Filmmaker and artist Frederick Paxton takes us on a journey into an unknown land. We begin on a mysterious train ride over a long bridge. A solitary figure in white falls through the darkness. At first it’s unclear where we are but as we move through the layers, through anonymous suburbs, it becomes apparent we’re in North Korea, at the Arirang Mass Games: a spectacular gymnastics and artistic festival held in Rungrado May Day Stadium in Pyongyang most years. Paxton is interested in finding moments and places that reveal our shared humanity, our hidden euphoria. This is what he hears in ‘Shiny Collarbone’, in the looping ragga vocal (“Mash up the place/ Free up the order”) and the climbing synth. “It has a strength to it, a weight to it, but there’s a euphoria hidden under that,” he says. “And that was also my takeaway from my brief experience in North Korea: you can subject humans to any sort of control and pain and suffering; but there’s always this human reality, a child being a child, or someone smiling, hidden underneath that.” North Korea’s Mass Games are a visual representation of the country’s ideal of the collective whole.

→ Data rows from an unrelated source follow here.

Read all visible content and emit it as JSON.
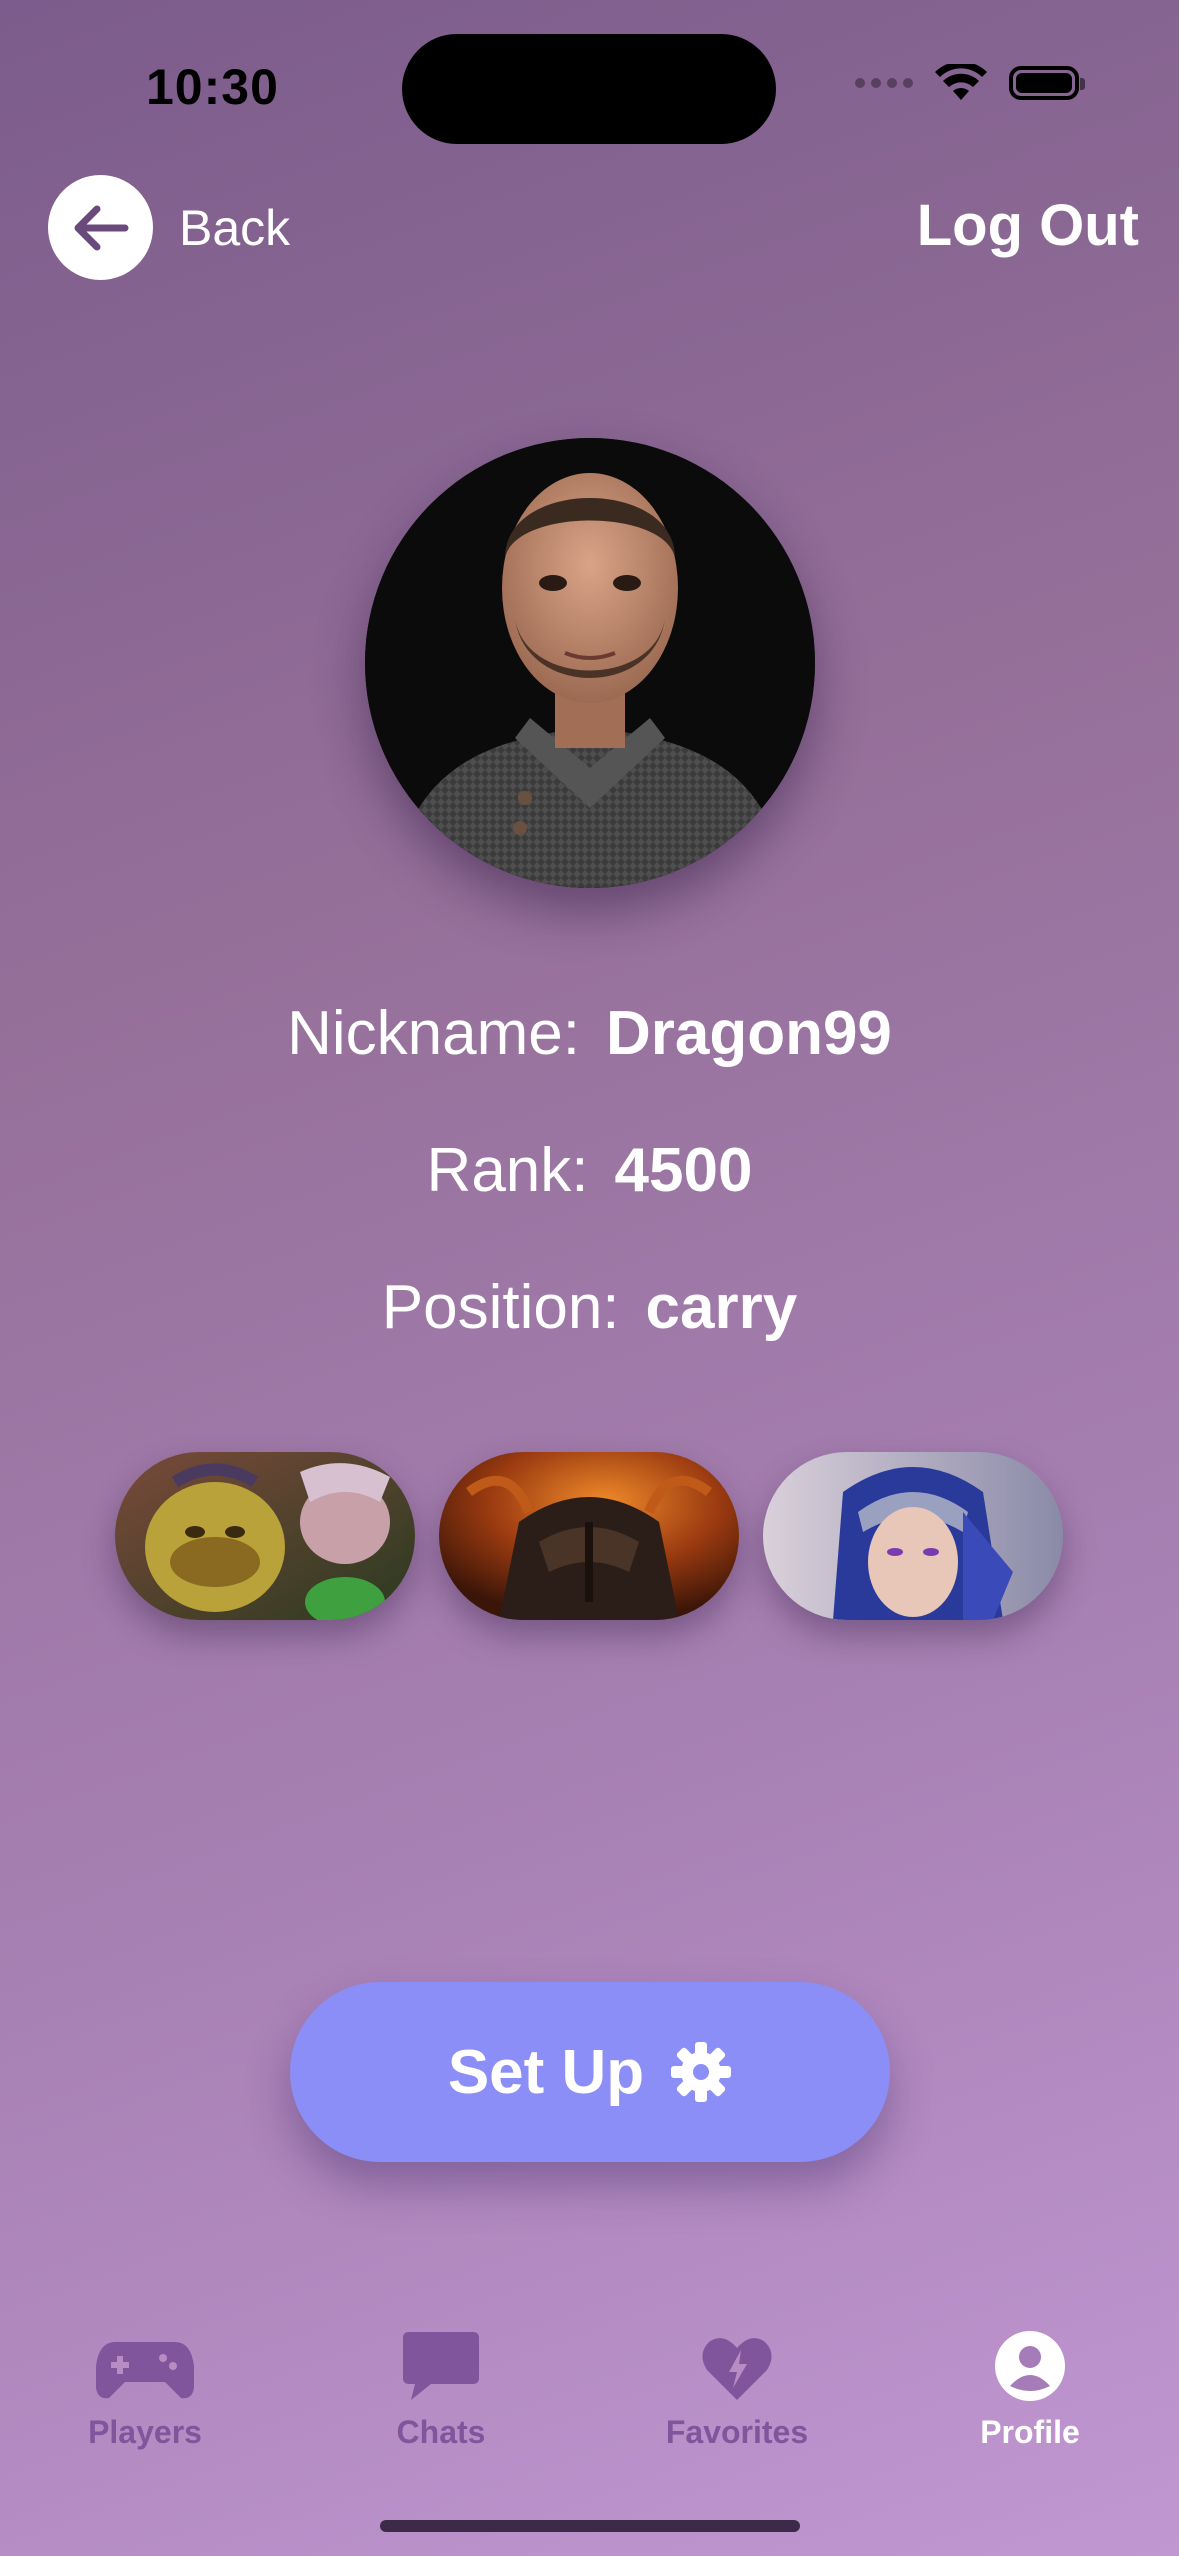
{
  "status_bar": {
    "time": "10:30"
  },
  "nav": {
    "back_label": "Back",
    "logout_label": "Log Out"
  },
  "profile": {
    "nickname_label": "Nickname:",
    "nickname_value": "Dragon99",
    "rank_label": "Rank:",
    "rank_value": "4500",
    "position_label": "Position:",
    "position_value": "carry"
  },
  "heroes": [
    {
      "icon": "hero-alchemist-portrait"
    },
    {
      "icon": "hero-chaos-knight-portrait"
    },
    {
      "icon": "hero-luna-portrait"
    }
  ],
  "setup": {
    "label": "Set Up",
    "icon": "gear-icon"
  },
  "tabs": [
    {
      "label": "Players",
      "icon": "gamepad-icon",
      "active": false
    },
    {
      "label": "Chats",
      "icon": "chat-bubble-icon",
      "active": false
    },
    {
      "label": "Favorites",
      "icon": "heart-bolt-icon",
      "active": false
    },
    {
      "label": "Profile",
      "icon": "person-circle-icon",
      "active": true
    }
  ],
  "colors": {
    "background_start": "#7c5c8c",
    "background_end": "#c197d2",
    "button": "#8b8ef6",
    "tab_inactive": "#80559c",
    "tab_active": "#ffffff"
  }
}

However, after filming their choreographed performances on his slow-motion camera and watching the slowed-down footage, Paxton found that the individuals in the group were revealed, that their characters became more apparent as time was slowed down and his attention focused in on them. Now, set to the music of this club track, the children in their sequined costumes with their pompoms, the undulating dancers carrying the giant Earth through the stadium and the parading soldiers show us how the human spirit is always present; how technology can reveal it, and how there’s beauty everywhere.
Photo: Getty Images